The push of Goldberg was a gift and a curse, as it maintained interest in WCW after the NWO fad began to sizzle but a curse in the sense that it hid Goldberg's flaws for so long that when the streak was over, it was a what's next moment. The evidence is there, without the streak, Goldberg was just another guy, largely due to his weaknesses that only a streak of squash matches could cover up. He didn't have enough charisma to completely ignore the fact that he was an injury prone performer, who was in the right place at the right time. Brock was booked perfectly as a monster who could destroy anybody but when given a legit challenge, could perform at a high level.
It also doesn't help matters that the final moments of the streak and afterwards, WCW was a revolving door of bookers, who made a bigger mess of the company. But at the same time, thats what happens when you book a guy so strong and are completely oblivious to the fact that he was a horrible worker and eventually, it would come to light and did. IMO, that takes a few points away from Goldberg. Arguably a star but definately not top 5 WCW, possibly not even top 10, as so many others possessed more strengths than Goldberg, who was basically just over as fuck. If overness means anything, 95% of the Attitude Era would go down as GOATS.
I get the points your making, and there's a lot of validity to them.
However, I don't think that the streak would have worked for just anyone. If you watch TNA, look at Crimson. That guy was booked like a beast and had the winning streak going for like...over a year. His first loss was at Slammiversary in June. And yet he's a horrendous worker (like, worse than Goldberg), no one cared about him, his matches sucked and once the streak was done, he promptly fell off the face of the earth back into the developmental territories. This guy had a solid look about him, but he was missing the IT factor.

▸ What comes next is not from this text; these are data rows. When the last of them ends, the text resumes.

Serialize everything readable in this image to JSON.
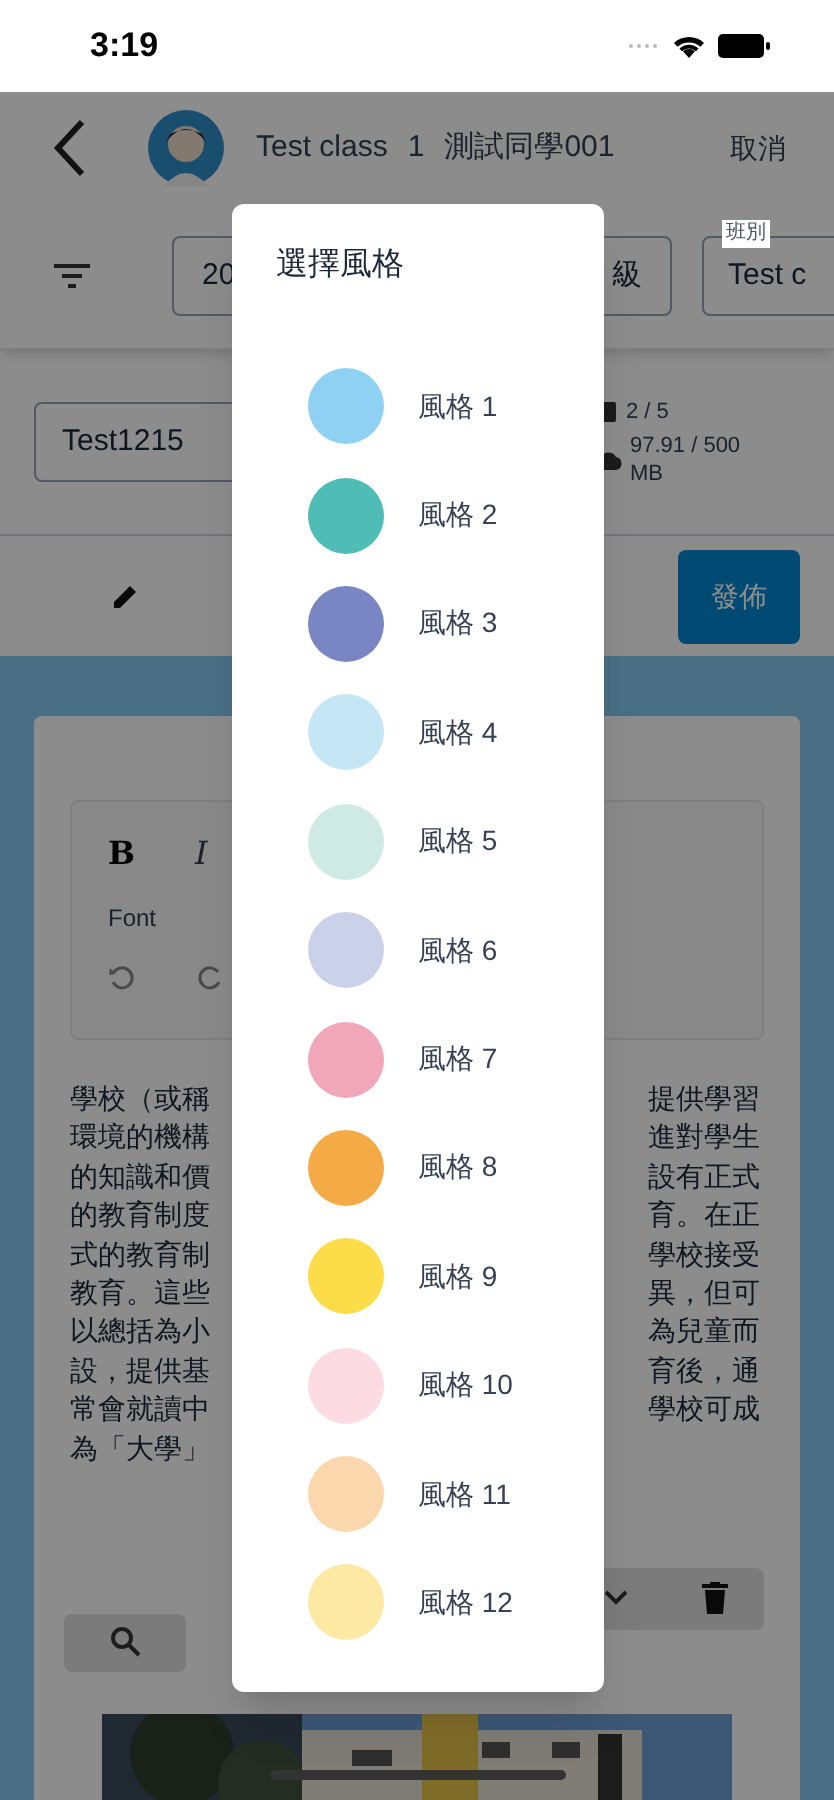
{
  "status_bar": {
    "time": "3:19"
  },
  "header": {
    "class_name": "Test class",
    "seat": "1",
    "student": "測試同學001",
    "cancel": "取消"
  },
  "filters": [
    {
      "value": "20"
    },
    {
      "value": "級"
    },
    {
      "label": "班別",
      "value": "Test c"
    }
  ],
  "name_field": {
    "value": "Test1215"
  },
  "usage": {
    "images": "2 / 5",
    "storage": "97.91 / 500 MB"
  },
  "publish_button": "發佈",
  "editor": {
    "bold": "B",
    "italic": "I",
    "font_label": "Font",
    "paragraph_left": [
      "學校（或稱",
      "環境的機構",
      "的知識和價",
      "的教育制度",
      "式的教育制",
      "教育。這些",
      "以總括為小",
      "設，提供基",
      "常會就讀中",
      "為「大學」"
    ],
    "paragraph_right": [
      "提供學習",
      "進對學生",
      "設有正式",
      "育。在正",
      "學校接受",
      "異，但可",
      "為兒童而",
      "育後，通",
      "學校可成"
    ]
  },
  "dialog": {
    "title": "選擇風格",
    "styles": [
      {
        "label": "風格 1",
        "color": "#8fd1f2"
      },
      {
        "label": "風格 2",
        "color": "#4fbcb6"
      },
      {
        "label": "風格 3",
        "color": "#7a85c3"
      },
      {
        "label": "風格 4",
        "color": "#c5e6f5"
      },
      {
        "label": "風格 5",
        "color": "#cfe9e3"
      },
      {
        "label": "風格 6",
        "color": "#ccd1ea"
      },
      {
        "label": "風格 7",
        "color": "#f1a7b9"
      },
      {
        "label": "風格 8",
        "color": "#f4aa45"
      },
      {
        "label": "風格 9",
        "color": "#fddc49"
      },
      {
        "label": "風格 10",
        "color": "#fcdbe3"
      },
      {
        "label": "風格 11",
        "color": "#fbd7ad"
      },
      {
        "label": "風格 12",
        "color": "#fde9a3"
      }
    ]
  }
}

Goldberg just LOOKS intimidating. The tattoo on his shoulder, the bald head, badass beard, body hair, he looks like some sort of pseudo ass kicking lumberjack. Real manly man. He had presence and natural charisma, which was great because it largely forfeited the need for him to speak.
Now its true, Goldberg was not very good in the ring. Then again, Hogan never was either, but he made up for that in other areas. Goldberg was able to as well. I'm not gonna get into a pissing contest by comparing them and having people get offended, but the fact of the matter is that both guys were extremely popular and built successful careers for themselves in wrestling based on attributes that didn't include solid in ring work. There are some parallels you can draw between the two.

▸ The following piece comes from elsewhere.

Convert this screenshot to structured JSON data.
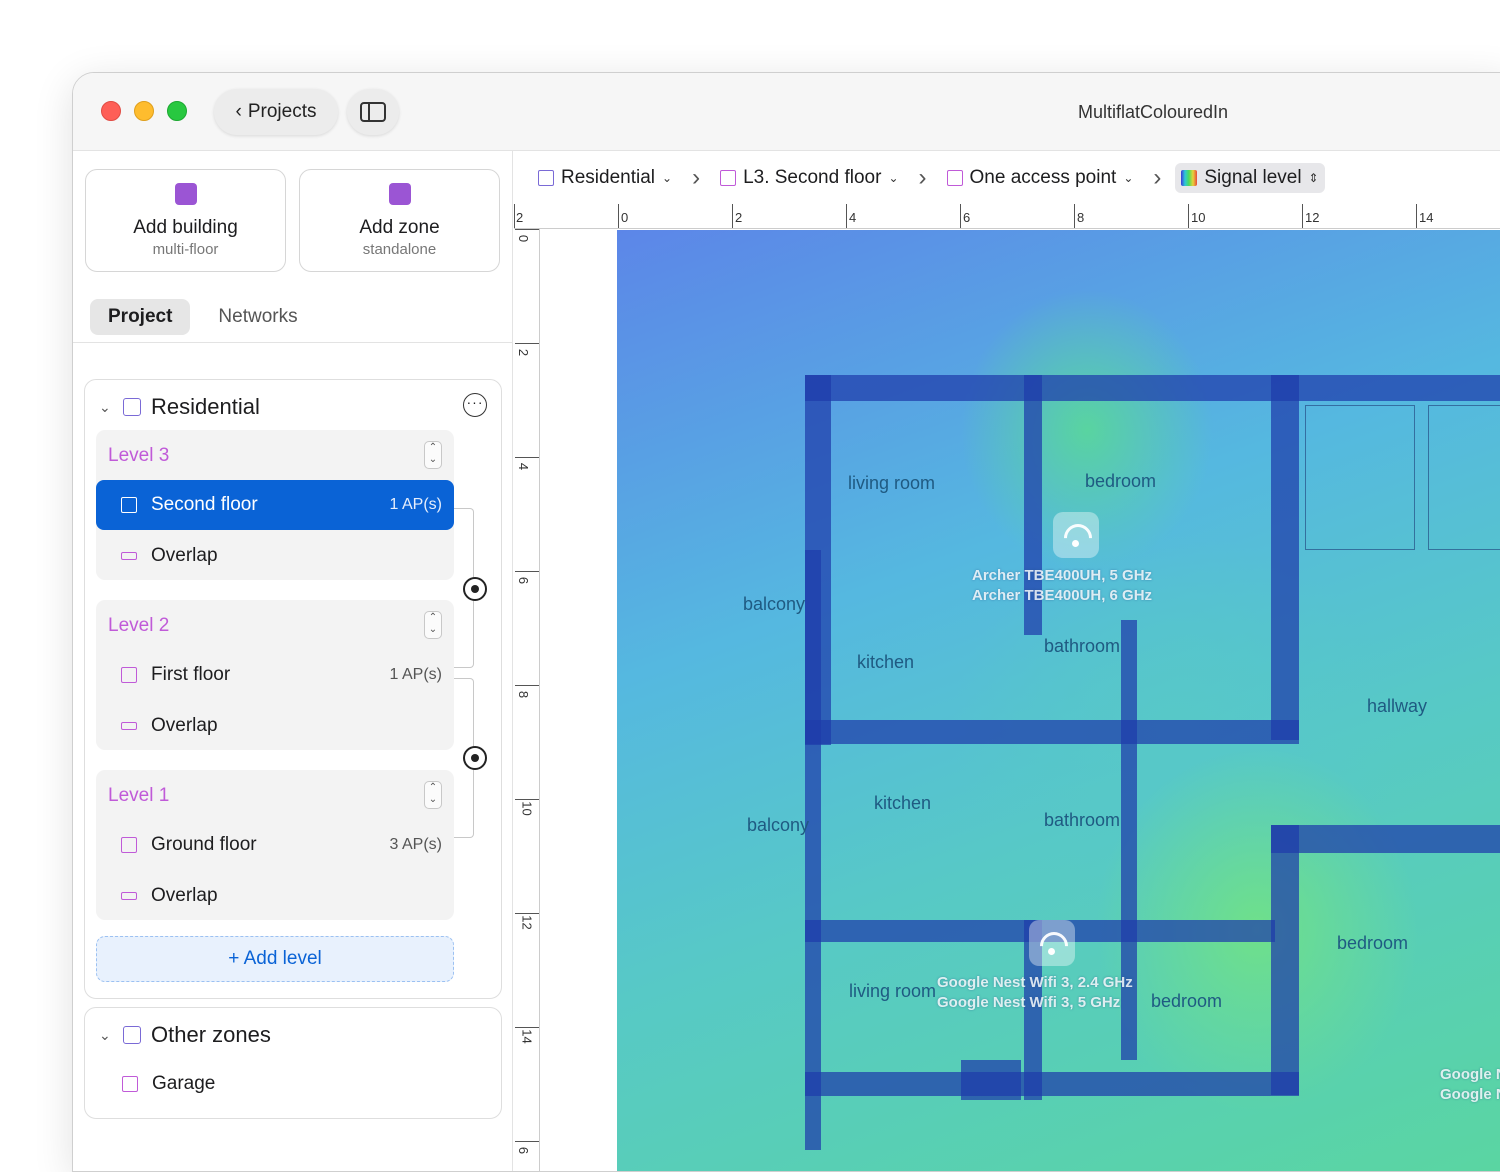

It just happened that once Goldberg's streak ended that his flaws became more noticeable, which Hogan never really had to endure. Its not like Hulkamania died and people said "oh wow, in all actuality this Hogan guy really blows as a worker." He had Hulkamania, then the nWo, and kept flip flopping between the two all through his career between the Fed and WCW, so his shortcomings were a lot more protected, I find.